# Extracted entries
· · · · ·

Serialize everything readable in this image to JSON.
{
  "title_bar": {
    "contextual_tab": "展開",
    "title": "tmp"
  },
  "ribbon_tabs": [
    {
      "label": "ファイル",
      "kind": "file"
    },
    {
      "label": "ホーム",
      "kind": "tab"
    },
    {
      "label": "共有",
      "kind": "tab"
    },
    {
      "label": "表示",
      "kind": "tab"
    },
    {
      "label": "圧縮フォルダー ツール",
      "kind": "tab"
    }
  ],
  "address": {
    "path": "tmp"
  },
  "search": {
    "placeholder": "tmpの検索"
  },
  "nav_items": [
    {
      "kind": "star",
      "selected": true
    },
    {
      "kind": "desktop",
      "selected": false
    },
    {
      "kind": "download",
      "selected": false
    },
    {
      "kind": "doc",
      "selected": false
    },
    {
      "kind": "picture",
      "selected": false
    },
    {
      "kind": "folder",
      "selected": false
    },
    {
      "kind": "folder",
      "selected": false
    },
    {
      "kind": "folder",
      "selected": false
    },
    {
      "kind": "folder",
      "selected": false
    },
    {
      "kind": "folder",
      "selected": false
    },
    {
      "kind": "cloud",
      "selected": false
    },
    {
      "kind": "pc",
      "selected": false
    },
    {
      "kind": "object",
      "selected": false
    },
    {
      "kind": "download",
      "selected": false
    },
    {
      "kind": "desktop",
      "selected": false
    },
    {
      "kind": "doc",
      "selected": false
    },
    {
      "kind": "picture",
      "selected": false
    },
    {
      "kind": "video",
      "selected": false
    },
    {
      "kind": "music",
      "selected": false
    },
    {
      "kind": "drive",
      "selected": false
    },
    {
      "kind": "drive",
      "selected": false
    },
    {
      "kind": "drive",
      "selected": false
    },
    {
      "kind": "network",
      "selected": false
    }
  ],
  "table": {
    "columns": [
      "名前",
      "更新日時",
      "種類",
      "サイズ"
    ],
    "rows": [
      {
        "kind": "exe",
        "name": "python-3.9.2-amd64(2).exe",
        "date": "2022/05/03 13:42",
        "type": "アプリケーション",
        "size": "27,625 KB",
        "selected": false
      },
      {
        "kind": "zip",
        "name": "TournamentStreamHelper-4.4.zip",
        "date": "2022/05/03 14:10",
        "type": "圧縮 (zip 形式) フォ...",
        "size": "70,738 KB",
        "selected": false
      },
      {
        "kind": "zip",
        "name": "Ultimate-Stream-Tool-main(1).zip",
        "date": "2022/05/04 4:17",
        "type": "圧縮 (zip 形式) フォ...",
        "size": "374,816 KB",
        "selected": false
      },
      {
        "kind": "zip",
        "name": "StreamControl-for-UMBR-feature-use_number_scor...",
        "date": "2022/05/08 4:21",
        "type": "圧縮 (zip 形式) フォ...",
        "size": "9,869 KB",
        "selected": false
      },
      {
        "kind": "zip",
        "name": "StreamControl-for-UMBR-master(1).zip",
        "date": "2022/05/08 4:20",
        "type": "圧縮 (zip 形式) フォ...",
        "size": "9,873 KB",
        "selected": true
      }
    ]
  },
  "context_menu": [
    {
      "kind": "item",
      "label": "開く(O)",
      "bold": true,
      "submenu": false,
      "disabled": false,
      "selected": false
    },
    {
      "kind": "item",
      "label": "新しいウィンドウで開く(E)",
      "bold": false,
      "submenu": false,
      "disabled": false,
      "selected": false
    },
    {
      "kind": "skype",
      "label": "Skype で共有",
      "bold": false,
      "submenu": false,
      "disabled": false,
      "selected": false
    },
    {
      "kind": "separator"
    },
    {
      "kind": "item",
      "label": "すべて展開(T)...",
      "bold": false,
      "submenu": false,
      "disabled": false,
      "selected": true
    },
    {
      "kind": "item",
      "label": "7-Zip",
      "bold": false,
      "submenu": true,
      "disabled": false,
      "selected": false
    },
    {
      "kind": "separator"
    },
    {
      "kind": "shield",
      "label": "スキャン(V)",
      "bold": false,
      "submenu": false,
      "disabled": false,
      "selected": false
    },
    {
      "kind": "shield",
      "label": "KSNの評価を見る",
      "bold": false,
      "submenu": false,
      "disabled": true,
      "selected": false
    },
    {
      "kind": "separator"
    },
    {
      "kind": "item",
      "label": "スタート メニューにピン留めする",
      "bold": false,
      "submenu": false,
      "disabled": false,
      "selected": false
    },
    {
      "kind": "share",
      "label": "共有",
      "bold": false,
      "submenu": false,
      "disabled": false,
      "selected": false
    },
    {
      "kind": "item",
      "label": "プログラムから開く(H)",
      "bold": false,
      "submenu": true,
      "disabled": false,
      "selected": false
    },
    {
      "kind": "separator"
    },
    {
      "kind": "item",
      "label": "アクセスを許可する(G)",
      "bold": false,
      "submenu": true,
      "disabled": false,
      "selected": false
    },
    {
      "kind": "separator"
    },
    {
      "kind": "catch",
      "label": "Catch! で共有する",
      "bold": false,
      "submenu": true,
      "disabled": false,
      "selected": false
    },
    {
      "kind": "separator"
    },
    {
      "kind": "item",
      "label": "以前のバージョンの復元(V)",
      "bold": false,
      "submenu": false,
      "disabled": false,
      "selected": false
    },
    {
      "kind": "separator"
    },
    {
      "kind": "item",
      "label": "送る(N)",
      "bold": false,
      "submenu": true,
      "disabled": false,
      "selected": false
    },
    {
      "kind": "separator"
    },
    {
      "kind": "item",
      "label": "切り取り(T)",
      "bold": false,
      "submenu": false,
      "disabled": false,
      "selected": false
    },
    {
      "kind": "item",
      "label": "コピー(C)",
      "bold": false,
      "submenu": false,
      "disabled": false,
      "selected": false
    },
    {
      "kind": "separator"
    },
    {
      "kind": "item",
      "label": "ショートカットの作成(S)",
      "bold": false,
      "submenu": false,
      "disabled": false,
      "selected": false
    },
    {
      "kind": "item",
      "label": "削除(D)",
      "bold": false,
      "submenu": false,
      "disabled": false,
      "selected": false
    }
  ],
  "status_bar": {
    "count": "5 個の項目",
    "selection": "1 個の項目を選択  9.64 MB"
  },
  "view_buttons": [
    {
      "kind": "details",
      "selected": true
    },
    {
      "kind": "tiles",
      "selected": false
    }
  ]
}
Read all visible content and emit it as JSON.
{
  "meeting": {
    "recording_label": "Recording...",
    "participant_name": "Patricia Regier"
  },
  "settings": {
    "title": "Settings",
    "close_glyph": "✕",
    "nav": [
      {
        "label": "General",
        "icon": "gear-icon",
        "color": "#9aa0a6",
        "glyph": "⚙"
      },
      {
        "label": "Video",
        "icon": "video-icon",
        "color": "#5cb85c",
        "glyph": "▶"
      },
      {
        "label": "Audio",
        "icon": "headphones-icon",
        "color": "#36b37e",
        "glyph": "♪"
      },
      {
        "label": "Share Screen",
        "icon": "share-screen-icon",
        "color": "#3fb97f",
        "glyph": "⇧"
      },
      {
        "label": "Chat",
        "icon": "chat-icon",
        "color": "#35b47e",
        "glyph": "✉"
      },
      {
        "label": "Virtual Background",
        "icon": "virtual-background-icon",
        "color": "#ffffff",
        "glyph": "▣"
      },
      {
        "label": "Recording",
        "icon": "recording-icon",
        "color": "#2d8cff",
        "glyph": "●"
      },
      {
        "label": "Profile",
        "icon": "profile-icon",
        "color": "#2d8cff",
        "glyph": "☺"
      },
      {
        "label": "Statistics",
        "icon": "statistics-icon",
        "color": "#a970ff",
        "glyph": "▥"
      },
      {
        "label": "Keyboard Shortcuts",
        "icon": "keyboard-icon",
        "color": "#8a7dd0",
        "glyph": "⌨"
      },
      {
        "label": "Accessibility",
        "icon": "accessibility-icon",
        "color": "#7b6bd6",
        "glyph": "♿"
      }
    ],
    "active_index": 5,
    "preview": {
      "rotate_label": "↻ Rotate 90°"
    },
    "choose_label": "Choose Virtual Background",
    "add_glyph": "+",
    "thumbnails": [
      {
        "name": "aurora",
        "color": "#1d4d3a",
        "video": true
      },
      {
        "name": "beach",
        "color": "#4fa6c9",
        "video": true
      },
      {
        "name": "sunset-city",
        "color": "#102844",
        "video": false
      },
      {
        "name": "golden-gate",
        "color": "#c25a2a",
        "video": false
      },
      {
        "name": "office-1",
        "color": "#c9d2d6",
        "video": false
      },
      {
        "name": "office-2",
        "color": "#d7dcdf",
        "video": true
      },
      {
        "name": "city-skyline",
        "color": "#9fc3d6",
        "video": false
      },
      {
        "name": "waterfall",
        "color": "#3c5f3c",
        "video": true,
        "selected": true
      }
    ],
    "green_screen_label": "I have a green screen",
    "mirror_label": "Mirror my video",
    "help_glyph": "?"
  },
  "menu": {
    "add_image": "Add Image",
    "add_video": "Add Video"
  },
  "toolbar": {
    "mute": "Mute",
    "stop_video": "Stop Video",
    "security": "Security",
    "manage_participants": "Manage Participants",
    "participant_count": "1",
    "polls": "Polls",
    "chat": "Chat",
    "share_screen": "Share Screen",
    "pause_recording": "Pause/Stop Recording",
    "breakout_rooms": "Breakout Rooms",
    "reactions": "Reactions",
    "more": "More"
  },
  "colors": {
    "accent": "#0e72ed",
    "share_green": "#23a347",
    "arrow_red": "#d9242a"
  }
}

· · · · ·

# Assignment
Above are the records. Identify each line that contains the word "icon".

# Your solution
        "icon": "gear-icon",
        "icon": "video-icon",
        "icon": "headphones-icon",
        "icon": "share-screen-icon",
        "icon": "chat-icon",
        "icon": "virtual-background-icon",
        "icon": "recording-icon",
        "icon": "profile-icon",
        "icon": "statistics-icon",
        "icon": "keyboard-icon",
        "icon": "accessibility-icon",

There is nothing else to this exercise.